• Information shown
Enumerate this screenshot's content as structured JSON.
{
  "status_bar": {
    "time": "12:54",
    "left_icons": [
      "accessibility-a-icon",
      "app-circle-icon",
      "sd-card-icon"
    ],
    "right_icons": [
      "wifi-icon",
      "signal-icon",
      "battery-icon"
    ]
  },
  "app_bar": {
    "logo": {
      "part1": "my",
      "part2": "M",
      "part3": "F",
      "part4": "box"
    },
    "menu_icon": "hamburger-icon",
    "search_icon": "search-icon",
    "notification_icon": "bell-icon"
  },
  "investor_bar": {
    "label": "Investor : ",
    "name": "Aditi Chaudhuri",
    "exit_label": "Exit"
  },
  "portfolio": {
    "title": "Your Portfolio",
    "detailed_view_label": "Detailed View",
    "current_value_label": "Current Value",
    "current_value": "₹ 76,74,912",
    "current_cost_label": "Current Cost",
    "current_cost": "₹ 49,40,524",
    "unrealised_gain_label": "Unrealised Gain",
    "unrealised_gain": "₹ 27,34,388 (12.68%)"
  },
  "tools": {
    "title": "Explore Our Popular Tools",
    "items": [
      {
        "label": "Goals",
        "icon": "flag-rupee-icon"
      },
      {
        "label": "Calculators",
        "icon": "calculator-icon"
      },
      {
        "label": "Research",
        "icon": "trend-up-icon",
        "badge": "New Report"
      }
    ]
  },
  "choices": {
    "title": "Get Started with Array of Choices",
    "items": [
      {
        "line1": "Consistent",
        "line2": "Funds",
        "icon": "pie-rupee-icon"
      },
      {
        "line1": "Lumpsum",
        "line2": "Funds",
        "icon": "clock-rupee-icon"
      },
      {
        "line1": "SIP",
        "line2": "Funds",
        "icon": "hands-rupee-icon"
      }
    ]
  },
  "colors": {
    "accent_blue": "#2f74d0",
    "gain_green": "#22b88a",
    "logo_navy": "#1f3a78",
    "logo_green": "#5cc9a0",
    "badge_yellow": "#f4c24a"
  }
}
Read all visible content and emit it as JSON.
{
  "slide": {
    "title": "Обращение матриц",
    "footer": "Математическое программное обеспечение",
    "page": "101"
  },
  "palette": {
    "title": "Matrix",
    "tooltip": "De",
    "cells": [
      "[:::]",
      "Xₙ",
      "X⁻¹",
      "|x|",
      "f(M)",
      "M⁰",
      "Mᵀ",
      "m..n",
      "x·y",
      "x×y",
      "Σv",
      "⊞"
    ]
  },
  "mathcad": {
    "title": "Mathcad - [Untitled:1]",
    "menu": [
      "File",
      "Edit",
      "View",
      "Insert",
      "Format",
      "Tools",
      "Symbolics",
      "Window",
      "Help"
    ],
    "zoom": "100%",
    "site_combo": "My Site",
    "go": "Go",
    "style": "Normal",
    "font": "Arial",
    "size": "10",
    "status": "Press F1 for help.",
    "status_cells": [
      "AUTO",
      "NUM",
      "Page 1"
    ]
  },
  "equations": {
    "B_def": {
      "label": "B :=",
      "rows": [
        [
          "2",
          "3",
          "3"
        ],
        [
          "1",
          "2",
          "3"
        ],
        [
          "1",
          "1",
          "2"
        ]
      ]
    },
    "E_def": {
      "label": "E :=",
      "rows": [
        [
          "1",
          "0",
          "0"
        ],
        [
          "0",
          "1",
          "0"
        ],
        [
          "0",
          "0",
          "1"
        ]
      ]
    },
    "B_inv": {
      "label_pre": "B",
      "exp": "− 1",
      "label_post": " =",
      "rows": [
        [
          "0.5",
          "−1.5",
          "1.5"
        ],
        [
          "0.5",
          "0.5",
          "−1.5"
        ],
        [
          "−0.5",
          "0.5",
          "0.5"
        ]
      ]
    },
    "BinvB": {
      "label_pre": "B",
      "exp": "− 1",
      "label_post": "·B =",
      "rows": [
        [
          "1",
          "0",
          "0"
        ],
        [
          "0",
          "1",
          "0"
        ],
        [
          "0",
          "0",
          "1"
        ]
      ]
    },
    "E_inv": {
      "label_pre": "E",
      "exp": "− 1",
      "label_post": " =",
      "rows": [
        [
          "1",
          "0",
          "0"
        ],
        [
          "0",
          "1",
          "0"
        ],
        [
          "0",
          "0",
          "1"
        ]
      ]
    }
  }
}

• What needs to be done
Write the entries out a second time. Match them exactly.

• Exercise output
Enumerate this screenshot's content as structured JSON.
{
  "status_bar": {
    "time": "12:54",
    "left_icons": [
      "accessibility-a-icon",
      "app-circle-icon",
      "sd-card-icon"
    ],
    "right_icons": [
      "wifi-icon",
      "signal-icon",
      "battery-icon"
    ]
  },
  "app_bar": {
    "logo": {
      "part1": "my",
      "part2": "M",
      "part3": "F",
      "part4": "box"
    },
    "menu_icon": "hamburger-icon",
    "search_icon": "search-icon",
    "notification_icon": "bell-icon"
  },
  "investor_bar": {
    "label": "Investor : ",
    "name": "Aditi Chaudhuri",
    "exit_label": "Exit"
  },
  "portfolio": {
    "title": "Your Portfolio",
    "detailed_view_label": "Detailed View",
    "current_value_label": "Current Value",
    "current_value": "₹ 76,74,912",
    "current_cost_label": "Current Cost",
    "current_cost": "₹ 49,40,524",
    "unrealised_gain_label": "Unrealised Gain",
    "unrealised_gain": "₹ 27,34,388 (12.68%)"
  },
  "tools": {
    "title": "Explore Our Popular Tools",
    "items": [
      {
        "label": "Goals",
        "icon": "flag-rupee-icon"
      },
      {
        "label": "Calculators",
        "icon": "calculator-icon"
      },
      {
        "label": "Research",
        "icon": "trend-up-icon",
        "badge": "New Report"
      }
    ]
  },
  "choices": {
    "title": "Get Started with Array of Choices",
    "items": [
      {
        "line1": "Consistent",
        "line2": "Funds",
        "icon": "pie-rupee-icon"
      },
      {
        "line1": "Lumpsum",
        "line2": "Funds",
        "icon": "clock-rupee-icon"
      },
      {
        "line1": "SIP",
        "line2": "Funds",
        "icon": "hands-rupee-icon"
      }
    ]
  },
  "colors": {
    "accent_blue": "#2f74d0",
    "gain_green": "#22b88a",
    "logo_navy": "#1f3a78",
    "logo_green": "#5cc9a0",
    "badge_yellow": "#f4c24a"
  }
}
Read all visible content and emit it as JSON.
{
  "slide": {
    "title": "Обращение матриц",
    "footer": "Математическое программное обеспечение",
    "page": "101"
  },
  "palette": {
    "title": "Matrix",
    "tooltip": "De",
    "cells": [
      "[:::]",
      "Xₙ",
      "X⁻¹",
      "|x|",
      "f(M)",
      "M⁰",
      "Mᵀ",
      "m..n",
      "x·y",
      "x×y",
      "Σv",
      "⊞"
    ]
  },
  "mathcad": {
    "title": "Mathcad - [Untitled:1]",
    "menu": [
      "File",
      "Edit",
      "View",
      "Insert",
      "Format",
      "Tools",
      "Symbolics",
      "Window",
      "Help"
    ],
    "zoom": "100%",
    "site_combo": "My Site",
    "go": "Go",
    "style": "Normal",
    "font": "Arial",
    "size": "10",
    "status": "Press F1 for help.",
    "status_cells": [
      "AUTO",
      "NUM",
      "Page 1"
    ]
  },
  "equations": {
    "B_def": {
      "label": "B :=",
      "rows": [
        [
          "2",
          "3",
          "3"
        ],
        [
          "1",
          "2",
          "3"
        ],
        [
          "1",
          "1",
          "2"
        ]
      ]
    },
    "E_def": {
      "label": "E :=",
      "rows": [
        [
          "1",
          "0",
          "0"
        ],
        [
          "0",
          "1",
          "0"
        ],
        [
          "0",
          "0",
          "1"
        ]
      ]
    },
    "B_inv": {
      "label_pre": "B",
      "exp": "− 1",
      "label_post": " =",
      "rows": [
        [
          "0.5",
          "−1.5",
          "1.5"
        ],
        [
          "0.5",
          "0.5",
          "−1.5"
        ],
        [
          "−0.5",
          "0.5",
          "0.5"
        ]
      ]
    },
    "BinvB": {
      "label_pre": "B",
      "exp": "− 1",
      "label_post": "·B =",
      "rows": [
        [
          "1",
          "0",
          "0"
        ],
        [
          "0",
          "1",
          "0"
        ],
        [
          "0",
          "0",
          "1"
        ]
      ]
    },
    "E_inv": {
      "label_pre": "E",
      "exp": "− 1",
      "label_post": " =",
      "rows": [
        [
          "1",
          "0",
          "0"
        ],
        [
          "0",
          "1",
          "0"
        ],
        [
          "0",
          "0",
          "1"
        ]
      ]
    }
  }
}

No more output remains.